__ABOUT THIS TASK__.
Every line of the material below must be repeated exactly.

__INPUT FOR THIS TASK__.
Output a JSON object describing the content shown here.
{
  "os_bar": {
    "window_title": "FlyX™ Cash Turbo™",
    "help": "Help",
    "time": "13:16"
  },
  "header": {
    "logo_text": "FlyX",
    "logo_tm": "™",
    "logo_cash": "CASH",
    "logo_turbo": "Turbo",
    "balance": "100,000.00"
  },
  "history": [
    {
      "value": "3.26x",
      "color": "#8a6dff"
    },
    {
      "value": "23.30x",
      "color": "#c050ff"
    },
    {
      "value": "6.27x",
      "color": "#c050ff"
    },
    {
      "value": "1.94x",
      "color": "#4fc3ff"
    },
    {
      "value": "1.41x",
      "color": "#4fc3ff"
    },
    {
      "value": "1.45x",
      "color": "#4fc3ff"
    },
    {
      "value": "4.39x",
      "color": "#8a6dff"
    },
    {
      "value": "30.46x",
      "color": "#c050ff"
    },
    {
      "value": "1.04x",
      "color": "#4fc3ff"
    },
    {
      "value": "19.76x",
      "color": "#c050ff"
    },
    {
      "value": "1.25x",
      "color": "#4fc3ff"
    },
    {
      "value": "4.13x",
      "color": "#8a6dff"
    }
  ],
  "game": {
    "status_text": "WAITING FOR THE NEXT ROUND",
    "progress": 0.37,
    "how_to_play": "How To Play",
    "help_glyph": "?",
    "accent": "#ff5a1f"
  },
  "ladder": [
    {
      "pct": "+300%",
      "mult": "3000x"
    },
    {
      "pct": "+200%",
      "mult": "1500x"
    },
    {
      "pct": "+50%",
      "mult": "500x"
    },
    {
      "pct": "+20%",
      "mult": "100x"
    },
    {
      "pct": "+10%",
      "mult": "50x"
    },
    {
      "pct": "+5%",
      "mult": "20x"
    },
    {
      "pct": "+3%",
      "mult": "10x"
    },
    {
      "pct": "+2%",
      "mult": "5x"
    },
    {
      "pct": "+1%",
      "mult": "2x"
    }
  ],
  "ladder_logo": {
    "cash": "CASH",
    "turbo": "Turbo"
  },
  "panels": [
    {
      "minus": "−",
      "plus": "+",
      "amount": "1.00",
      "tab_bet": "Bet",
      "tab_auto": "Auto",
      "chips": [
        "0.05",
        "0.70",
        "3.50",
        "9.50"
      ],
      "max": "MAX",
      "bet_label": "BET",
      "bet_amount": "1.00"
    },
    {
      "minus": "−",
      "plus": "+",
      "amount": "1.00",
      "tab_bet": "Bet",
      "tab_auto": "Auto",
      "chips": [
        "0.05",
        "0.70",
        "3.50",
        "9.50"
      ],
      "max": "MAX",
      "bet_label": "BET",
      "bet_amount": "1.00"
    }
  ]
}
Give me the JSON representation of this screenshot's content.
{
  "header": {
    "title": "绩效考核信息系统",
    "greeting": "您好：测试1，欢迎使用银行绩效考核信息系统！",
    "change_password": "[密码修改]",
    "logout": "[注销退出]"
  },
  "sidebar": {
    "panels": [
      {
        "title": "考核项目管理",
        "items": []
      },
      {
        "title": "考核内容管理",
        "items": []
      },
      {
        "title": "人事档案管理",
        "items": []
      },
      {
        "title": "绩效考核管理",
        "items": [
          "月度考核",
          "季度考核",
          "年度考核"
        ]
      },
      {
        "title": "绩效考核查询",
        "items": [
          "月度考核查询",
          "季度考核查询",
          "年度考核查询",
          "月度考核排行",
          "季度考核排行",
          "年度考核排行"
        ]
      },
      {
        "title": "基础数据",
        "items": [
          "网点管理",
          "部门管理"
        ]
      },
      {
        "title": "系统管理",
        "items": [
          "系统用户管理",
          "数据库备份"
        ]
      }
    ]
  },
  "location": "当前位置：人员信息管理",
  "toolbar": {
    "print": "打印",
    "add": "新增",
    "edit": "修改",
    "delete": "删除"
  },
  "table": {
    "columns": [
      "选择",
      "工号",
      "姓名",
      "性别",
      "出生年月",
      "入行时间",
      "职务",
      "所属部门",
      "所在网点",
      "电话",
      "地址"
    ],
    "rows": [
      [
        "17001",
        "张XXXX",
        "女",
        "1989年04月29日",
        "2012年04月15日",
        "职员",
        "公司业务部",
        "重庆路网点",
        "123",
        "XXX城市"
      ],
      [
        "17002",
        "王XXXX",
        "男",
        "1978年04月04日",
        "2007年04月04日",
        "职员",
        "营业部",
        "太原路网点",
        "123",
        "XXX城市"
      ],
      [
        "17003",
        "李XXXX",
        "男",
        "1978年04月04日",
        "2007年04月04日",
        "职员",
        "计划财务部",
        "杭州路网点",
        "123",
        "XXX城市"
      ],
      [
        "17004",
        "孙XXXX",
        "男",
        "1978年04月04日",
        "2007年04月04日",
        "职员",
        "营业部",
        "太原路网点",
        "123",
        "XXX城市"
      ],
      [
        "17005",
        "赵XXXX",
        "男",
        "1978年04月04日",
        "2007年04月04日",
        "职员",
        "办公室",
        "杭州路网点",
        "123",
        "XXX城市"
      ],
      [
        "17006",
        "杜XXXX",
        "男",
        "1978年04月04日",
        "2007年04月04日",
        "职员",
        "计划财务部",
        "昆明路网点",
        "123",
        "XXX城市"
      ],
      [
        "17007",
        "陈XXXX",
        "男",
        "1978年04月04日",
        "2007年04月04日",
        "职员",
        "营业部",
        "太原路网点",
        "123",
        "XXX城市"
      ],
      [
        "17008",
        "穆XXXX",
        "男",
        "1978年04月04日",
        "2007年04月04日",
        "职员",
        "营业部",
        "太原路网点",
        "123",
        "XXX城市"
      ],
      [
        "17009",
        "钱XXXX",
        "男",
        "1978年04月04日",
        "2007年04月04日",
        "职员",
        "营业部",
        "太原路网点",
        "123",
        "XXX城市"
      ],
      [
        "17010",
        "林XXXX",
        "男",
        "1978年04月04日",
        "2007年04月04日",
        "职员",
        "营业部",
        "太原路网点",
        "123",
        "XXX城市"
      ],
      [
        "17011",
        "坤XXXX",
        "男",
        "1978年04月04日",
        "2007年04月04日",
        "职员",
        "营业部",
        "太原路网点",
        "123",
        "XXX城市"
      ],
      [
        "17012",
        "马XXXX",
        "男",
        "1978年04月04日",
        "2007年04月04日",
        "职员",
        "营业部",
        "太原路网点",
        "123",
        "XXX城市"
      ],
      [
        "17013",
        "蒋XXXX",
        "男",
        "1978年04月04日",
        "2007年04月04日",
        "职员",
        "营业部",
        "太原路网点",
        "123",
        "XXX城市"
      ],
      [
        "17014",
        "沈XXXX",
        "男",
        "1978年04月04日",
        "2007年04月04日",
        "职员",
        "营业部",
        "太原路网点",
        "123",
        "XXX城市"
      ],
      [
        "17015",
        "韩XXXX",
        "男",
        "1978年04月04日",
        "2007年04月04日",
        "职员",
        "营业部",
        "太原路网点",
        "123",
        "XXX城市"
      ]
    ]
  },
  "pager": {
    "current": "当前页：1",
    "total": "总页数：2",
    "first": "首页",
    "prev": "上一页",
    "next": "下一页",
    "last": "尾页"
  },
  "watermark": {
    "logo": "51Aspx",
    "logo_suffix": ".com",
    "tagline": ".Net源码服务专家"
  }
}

__WRITTEN SOLUTION__.
Output a JSON object describing the content shown here.
{
  "os_bar": {
    "window_title": "FlyX™ Cash Turbo™",
    "help": "Help",
    "time": "13:16"
  },
  "header": {
    "logo_text": "FlyX",
    "logo_tm": "™",
    "logo_cash": "CASH",
    "logo_turbo": "Turbo",
    "balance": "100,000.00"
  },
  "history": [
    {
      "value": "3.26x",
      "color": "#8a6dff"
    },
    {
      "value": "23.30x",
      "color": "#c050ff"
    },
    {
      "value": "6.27x",
      "color": "#c050ff"
    },
    {
      "value": "1.94x",
      "color": "#4fc3ff"
    },
    {
      "value": "1.41x",
      "color": "#4fc3ff"
    },
    {
      "value": "1.45x",
      "color": "#4fc3ff"
    },
    {
      "value": "4.39x",
      "color": "#8a6dff"
    },
    {
      "value": "30.46x",
      "color": "#c050ff"
    },
    {
      "value": "1.04x",
      "color": "#4fc3ff"
    },
    {
      "value": "19.76x",
      "color": "#c050ff"
    },
    {
      "value": "1.25x",
      "color": "#4fc3ff"
    },
    {
      "value": "4.13x",
      "color": "#8a6dff"
    }
  ],
  "game": {
    "status_text": "WAITING FOR THE NEXT ROUND",
    "progress": 0.37,
    "how_to_play": "How To Play",
    "help_glyph": "?",
    "accent": "#ff5a1f"
  },
  "ladder": [
    {
      "pct": "+300%",
      "mult": "3000x"
    },
    {
      "pct": "+200%",
      "mult": "1500x"
    },
    {
      "pct": "+50%",
      "mult": "500x"
    },
    {
      "pct": "+20%",
      "mult": "100x"
    },
    {
      "pct": "+10%",
      "mult": "50x"
    },
    {
      "pct": "+5%",
      "mult": "20x"
    },
    {
      "pct": "+3%",
      "mult": "10x"
    },
    {
      "pct": "+2%",
      "mult": "5x"
    },
    {
      "pct": "+1%",
      "mult": "2x"
    }
  ],
  "ladder_logo": {
    "cash": "CASH",
    "turbo": "Turbo"
  },
  "panels": [
    {
      "minus": "−",
      "plus": "+",
      "amount": "1.00",
      "tab_bet": "Bet",
      "tab_auto": "Auto",
      "chips": [
        "0.05",
        "0.70",
        "3.50",
        "9.50"
      ],
      "max": "MAX",
      "bet_label": "BET",
      "bet_amount": "1.00"
    },
    {
      "minus": "−",
      "plus": "+",
      "amount": "1.00",
      "tab_bet": "Bet",
      "tab_auto": "Auto",
      "chips": [
        "0.05",
        "0.70",
        "3.50",
        "9.50"
      ],
      "max": "MAX",
      "bet_label": "BET",
      "bet_amount": "1.00"
    }
  ]
}
Give me the JSON representation of this screenshot's content.
{
  "header": {
    "title": "绩效考核信息系统",
    "greeting": "您好：测试1，欢迎使用银行绩效考核信息系统！",
    "change_password": "[密码修改]",
    "logout": "[注销退出]"
  },
  "sidebar": {
    "panels": [
      {
        "title": "考核项目管理",
        "items": []
      },
      {
        "title": "考核内容管理",
        "items": []
      },
      {
        "title": "人事档案管理",
        "items": []
      },
      {
        "title": "绩效考核管理",
        "items": [
          "月度考核",
          "季度考核",
          "年度考核"
        ]
      },
      {
        "title": "绩效考核查询",
        "items": [
          "月度考核查询",
          "季度考核查询",
          "年度考核查询",
          "月度考核排行",
          "季度考核排行",
          "年度考核排行"
        ]
      },
      {
        "title": "基础数据",
        "items": [
          "网点管理",
          "部门管理"
        ]
      },
      {
        "title": "系统管理",
        "items": [
          "系统用户管理",
          "数据库备份"
        ]
      }
    ]
  },
  "location": "当前位置：人员信息管理",
  "toolbar": {
    "print": "打印",
    "add": "新增",
    "edit": "修改",
    "delete": "删除"
  },
  "table": {
    "columns": [
      "选择",
      "工号",
      "姓名",
      "性别",
      "出生年月",
      "入行时间",
      "职务",
      "所属部门",
      "所在网点",
      "电话",
      "地址"
    ],
    "rows": [
      [
        "17001",
        "张XXXX",
        "女",
        "1989年04月29日",
        "2012年04月15日",
        "职员",
        "公司业务部",
        "重庆路网点",
        "123",
        "XXX城市"
      ],
      [
        "17002",
        "王XXXX",
        "男",
        "1978年04月04日",
        "2007年04月04日",
        "职员",
        "营业部",
        "太原路网点",
        "123",
        "XXX城市"
      ],
      [
        "17003",
        "李XXXX",
        "男",
        "1978年04月04日",
        "2007年04月04日",
        "职员",
        "计划财务部",
        "杭州路网点",
        "123",
        "XXX城市"
      ],
      [
        "17004",
        "孙XXXX",
        "男",
        "1978年04月04日",
        "2007年04月04日",
        "职员",
        "营业部",
        "太原路网点",
        "123",
        "XXX城市"
      ],
      [
        "17005",
        "赵XXXX",
        "男",
        "1978年04月04日",
        "2007年04月04日",
        "职员",
        "办公室",
        "杭州路网点",
        "123",
        "XXX城市"
      ],
      [
        "17006",
        "杜XXXX",
        "男",
        "1978年04月04日",
        "2007年04月04日",
        "职员",
        "计划财务部",
        "昆明路网点",
        "123",
        "XXX城市"
      ],
      [
        "17007",
        "陈XXXX",
        "男",
        "1978年04月04日",
        "2007年04月04日",
        "职员",
        "营业部",
        "太原路网点",
        "123",
        "XXX城市"
      ],
      [
        "17008",
        "穆XXXX",
        "男",
        "1978年04月04日",
        "2007年04月04日",
        "职员",
        "营业部",
        "太原路网点",
        "123",
        "XXX城市"
      ],
      [
        "17009",
        "钱XXXX",
        "男",
        "1978年04月04日",
        "2007年04月04日",
        "职员",
        "营业部",
        "太原路网点",
        "123",
        "XXX城市"
      ],
      [
        "17010",
        "林XXXX",
        "男",
        "1978年04月04日",
        "2007年04月04日",
        "职员",
        "营业部",
        "太原路网点",
        "123",
        "XXX城市"
      ],
      [
        "17011",
        "坤XXXX",
        "男",
        "1978年04月04日",
        "2007年04月04日",
        "职员",
        "营业部",
        "太原路网点",
        "123",
        "XXX城市"
      ],
      [
        "17012",
        "马XXXX",
        "男",
        "1978年04月04日",
        "2007年04月04日",
        "职员",
        "营业部",
        "太原路网点",
        "123",
        "XXX城市"
      ],
      [
        "17013",
        "蒋XXXX",
        "男",
        "1978年04月04日",
        "2007年04月04日",
        "职员",
        "营业部",
        "太原路网点",
        "123",
        "XXX城市"
      ],
      [
        "17014",
        "沈XXXX",
        "男",
        "1978年04月04日",
        "2007年04月04日",
        "职员",
        "营业部",
        "太原路网点",
        "123",
        "XXX城市"
      ],
      [
        "17015",
        "韩XXXX",
        "男",
        "1978年04月04日",
        "2007年04月04日",
        "职员",
        "营业部",
        "太原路网点",
        "123",
        "XXX城市"
      ]
    ]
  },
  "pager": {
    "current": "当前页：1",
    "total": "总页数：2",
    "first": "首页",
    "prev": "上一页",
    "next": "下一页",
    "last": "尾页"
  },
  "watermark": {
    "logo": "51Aspx",
    "logo_suffix": ".com",
    "tagline": ".Net源码服务专家"
  }
}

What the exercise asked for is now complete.